Q:

What are some decomposers in the temperate grasslands?

A:

Quick Answer

Decomposers found in temperate grasslands include insects, microorganisms and fungi. Small insects called arthropods live within the soil of many biomes, including grasslands. They not only decompose and shred organic material, but they also stimulate the growth of other decomposers such as fungi.

Continue Reading

Full Answer

One of the main decomposers found in temperate grasslands are fungi. Mycena aetites is a type of fungi with slender stems and hat-shaped caps. They are commonly found on prairies and decompose grass and leaves.

Mycorrhizae is another fungus found in grasslands. In addition to breaking down nutrients, it also has a symbiotic relationship with plants that help those plants absorb nutrients. This fungus grows among the roots of the plant, protecting it from disease while using it for food. The majority of the plants found in grasslands have this fungus attached to the roots.

Arthropods are decomposers also found in grasslands. The pseudoscorpion is a small scorpion-like arthropod that has claws and produces venom. It is found in the soil of other biomes as well. The rugose harvester ant decomposes dead insects as well as plant material. The springtail arthropod has three sets of legs and a long tail that enables it to jump up to 3 feet. It helps to control fungal diseases, and releases nutrients into the soil.

Learn more about Botany

Related Questions

  • Q:

    What plants live in grasslands?

    A:

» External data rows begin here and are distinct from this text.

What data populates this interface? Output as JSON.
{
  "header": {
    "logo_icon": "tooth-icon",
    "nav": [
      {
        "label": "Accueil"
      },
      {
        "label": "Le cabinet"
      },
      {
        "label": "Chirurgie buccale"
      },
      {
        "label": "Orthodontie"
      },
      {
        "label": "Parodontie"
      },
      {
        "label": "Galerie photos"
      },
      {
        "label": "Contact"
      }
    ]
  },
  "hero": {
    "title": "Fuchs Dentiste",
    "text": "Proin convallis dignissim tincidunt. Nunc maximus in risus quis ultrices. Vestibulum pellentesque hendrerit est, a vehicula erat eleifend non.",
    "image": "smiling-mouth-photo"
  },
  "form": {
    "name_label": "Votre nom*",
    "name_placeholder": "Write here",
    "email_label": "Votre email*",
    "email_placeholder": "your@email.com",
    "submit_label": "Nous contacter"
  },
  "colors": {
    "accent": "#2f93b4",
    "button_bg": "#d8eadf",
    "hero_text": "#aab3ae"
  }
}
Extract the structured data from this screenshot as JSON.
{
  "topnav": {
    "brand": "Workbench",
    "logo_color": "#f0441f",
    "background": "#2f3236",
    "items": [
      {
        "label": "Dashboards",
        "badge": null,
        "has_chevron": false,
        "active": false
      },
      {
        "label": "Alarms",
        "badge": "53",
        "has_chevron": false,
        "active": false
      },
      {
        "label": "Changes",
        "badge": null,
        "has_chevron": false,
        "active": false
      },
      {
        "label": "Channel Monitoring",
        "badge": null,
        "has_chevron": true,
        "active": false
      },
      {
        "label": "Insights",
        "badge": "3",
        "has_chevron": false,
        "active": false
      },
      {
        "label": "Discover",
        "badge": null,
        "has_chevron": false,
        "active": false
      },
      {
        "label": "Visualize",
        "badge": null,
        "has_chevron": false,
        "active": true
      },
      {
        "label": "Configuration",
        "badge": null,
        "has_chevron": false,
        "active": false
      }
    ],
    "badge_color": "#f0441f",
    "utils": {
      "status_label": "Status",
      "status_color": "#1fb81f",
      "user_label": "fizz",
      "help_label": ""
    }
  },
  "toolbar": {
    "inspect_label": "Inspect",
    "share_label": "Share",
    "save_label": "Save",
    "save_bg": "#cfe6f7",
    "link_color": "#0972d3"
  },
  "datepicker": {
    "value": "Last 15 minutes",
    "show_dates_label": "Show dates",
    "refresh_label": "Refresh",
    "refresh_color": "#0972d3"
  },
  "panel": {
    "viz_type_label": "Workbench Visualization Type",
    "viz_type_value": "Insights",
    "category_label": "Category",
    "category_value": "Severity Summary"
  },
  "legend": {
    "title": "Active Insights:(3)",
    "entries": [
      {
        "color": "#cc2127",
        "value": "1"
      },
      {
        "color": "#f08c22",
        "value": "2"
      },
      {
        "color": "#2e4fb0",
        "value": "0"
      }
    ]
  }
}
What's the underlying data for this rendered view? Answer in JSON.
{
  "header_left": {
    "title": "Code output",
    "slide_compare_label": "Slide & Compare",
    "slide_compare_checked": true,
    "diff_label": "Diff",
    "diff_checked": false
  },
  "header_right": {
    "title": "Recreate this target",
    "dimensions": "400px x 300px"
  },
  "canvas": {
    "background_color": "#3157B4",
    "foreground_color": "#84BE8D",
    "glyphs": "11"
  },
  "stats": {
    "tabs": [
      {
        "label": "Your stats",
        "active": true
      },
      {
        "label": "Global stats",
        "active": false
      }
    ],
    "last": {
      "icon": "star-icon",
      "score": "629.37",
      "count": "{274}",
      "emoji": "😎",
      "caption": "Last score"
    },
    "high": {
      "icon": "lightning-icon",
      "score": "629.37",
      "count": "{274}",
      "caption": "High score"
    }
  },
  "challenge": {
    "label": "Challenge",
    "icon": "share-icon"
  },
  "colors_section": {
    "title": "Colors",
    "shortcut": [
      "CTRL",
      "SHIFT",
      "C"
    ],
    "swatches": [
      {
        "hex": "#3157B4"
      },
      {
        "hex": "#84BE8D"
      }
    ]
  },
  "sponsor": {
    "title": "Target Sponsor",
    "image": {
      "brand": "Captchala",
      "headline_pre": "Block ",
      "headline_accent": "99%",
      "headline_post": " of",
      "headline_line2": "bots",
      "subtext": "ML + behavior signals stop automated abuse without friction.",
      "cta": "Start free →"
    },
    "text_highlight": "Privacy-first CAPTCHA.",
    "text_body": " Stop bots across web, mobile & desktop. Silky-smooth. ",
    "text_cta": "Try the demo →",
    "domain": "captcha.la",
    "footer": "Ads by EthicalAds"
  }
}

    Tall and short varieties of grass and some flowering perennials dominate grasslands, including the prairies of North America. Big bluestem grass, blue grama grass, buffalo grass and Indian grass are abundant. Flowering perennials like milkweeds, goldenrods, asters, blazing star, sweet coneflower and purple coneflower bloom where rainfall is sufficient. These plants survive cold winters and fires in grasslands by developing underground storage organs and thick stem bases.

    Full Answer >
    Filed Under:
  • Q:

    What are the decomposers in a coniferous forest?

    A:

    Decomposers in a coniferous forest include fungi, worms, protozoans, nematodes and soil bacteria. Mites and Collembola insects feed on some organic matter, although they are not the primary decomposers.

    Full Answer >
    Filed Under:
  • Q:

    What are examples of decomposers?

    A:

    Some examples of decomposers are fungi, worms, bacteria, clams, buzzards, beetles and snails. There are many other types of decomposers. They are at the very bottom of the food chain and are vital to the health of every ecosystem.

    Full Answer >
    Filed Under:
  • Q:

    What are the decomposers in the underwater ecosystem?

    A:

    The decomposers in an underwater ecosystem are animal-like organisms called protists, fungi and bacteria. Referred to as saprotrophs, these organisms decompose dead matter from higher-level plants and animals, facilitating the re-entry of nutrients into the ecosystem in the form of raw nutrients and carbon dioxide.

    Full Answer >
    Filed Under:

Explore